= ASSIGNMENT =
In the data below, find the lines containing "percent" and say how many there are, nothing more.

(Component data from apps and pages)

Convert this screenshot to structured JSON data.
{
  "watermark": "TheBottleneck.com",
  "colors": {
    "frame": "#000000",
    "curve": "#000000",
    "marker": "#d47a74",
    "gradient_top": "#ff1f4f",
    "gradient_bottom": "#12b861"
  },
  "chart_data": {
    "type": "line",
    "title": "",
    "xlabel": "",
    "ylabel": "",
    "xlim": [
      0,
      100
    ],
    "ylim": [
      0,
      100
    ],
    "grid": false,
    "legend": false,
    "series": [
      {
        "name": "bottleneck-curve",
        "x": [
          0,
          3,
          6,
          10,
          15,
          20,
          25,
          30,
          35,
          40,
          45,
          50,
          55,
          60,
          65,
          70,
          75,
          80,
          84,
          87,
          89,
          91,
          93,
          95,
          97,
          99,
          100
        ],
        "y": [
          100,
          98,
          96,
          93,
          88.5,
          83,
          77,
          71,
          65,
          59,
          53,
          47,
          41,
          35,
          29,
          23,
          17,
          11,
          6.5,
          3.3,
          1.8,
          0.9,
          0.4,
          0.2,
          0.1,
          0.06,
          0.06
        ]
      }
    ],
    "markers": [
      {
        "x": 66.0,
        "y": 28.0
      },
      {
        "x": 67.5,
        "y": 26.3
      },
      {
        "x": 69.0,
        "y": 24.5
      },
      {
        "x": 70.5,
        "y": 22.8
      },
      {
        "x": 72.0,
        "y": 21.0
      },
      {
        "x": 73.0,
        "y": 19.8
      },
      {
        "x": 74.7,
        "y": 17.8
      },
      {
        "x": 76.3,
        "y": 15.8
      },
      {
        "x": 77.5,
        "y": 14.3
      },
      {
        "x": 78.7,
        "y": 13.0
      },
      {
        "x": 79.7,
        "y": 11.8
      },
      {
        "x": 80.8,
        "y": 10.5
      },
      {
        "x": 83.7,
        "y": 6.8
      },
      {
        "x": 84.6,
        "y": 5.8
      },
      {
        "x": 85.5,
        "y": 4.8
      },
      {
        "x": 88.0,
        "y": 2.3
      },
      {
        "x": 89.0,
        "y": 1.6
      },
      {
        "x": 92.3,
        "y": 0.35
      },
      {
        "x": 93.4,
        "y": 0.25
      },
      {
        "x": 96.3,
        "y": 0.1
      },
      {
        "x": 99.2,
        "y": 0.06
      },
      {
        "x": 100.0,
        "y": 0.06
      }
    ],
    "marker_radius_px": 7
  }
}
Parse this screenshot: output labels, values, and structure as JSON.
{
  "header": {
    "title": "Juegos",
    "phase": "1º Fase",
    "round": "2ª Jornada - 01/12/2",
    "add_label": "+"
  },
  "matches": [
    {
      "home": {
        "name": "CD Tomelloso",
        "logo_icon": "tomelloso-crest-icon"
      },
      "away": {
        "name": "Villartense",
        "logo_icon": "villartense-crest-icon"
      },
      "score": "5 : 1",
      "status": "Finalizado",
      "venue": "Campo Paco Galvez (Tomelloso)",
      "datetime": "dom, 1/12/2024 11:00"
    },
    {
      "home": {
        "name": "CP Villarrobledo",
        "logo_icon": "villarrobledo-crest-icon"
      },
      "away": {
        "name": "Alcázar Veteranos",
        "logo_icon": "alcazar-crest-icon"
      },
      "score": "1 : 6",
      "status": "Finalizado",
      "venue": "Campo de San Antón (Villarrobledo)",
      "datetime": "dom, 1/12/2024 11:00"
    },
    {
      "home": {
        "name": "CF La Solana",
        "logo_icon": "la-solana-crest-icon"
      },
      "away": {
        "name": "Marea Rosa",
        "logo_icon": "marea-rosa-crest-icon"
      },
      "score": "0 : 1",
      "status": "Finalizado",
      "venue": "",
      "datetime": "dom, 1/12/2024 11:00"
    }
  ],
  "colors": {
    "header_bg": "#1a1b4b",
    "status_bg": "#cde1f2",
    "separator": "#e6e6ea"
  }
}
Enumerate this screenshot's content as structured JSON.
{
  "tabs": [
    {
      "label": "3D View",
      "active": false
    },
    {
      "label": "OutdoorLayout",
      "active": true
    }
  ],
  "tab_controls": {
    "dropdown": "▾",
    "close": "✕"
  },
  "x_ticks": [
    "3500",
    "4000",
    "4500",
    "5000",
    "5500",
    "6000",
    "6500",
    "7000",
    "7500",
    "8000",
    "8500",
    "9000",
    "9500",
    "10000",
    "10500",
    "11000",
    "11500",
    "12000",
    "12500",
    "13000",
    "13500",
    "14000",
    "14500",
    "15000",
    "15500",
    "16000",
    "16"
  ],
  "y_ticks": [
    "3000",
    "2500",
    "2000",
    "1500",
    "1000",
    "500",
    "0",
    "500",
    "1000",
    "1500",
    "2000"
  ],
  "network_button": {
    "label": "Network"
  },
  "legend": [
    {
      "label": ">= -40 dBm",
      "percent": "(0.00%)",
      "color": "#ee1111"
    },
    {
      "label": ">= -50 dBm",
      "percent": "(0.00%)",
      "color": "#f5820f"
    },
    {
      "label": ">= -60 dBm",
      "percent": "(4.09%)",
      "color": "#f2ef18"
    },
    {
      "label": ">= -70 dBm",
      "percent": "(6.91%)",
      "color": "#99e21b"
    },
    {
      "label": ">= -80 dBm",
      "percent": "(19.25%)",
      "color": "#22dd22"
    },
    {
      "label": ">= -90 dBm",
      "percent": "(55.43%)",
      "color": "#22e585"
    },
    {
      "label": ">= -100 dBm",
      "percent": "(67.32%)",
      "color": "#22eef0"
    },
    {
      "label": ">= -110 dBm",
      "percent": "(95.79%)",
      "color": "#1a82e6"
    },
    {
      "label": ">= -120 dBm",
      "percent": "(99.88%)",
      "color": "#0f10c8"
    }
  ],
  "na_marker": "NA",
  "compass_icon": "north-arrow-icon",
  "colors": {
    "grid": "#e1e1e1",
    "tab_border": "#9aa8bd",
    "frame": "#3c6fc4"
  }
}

= WRITTEN ANSWER =
9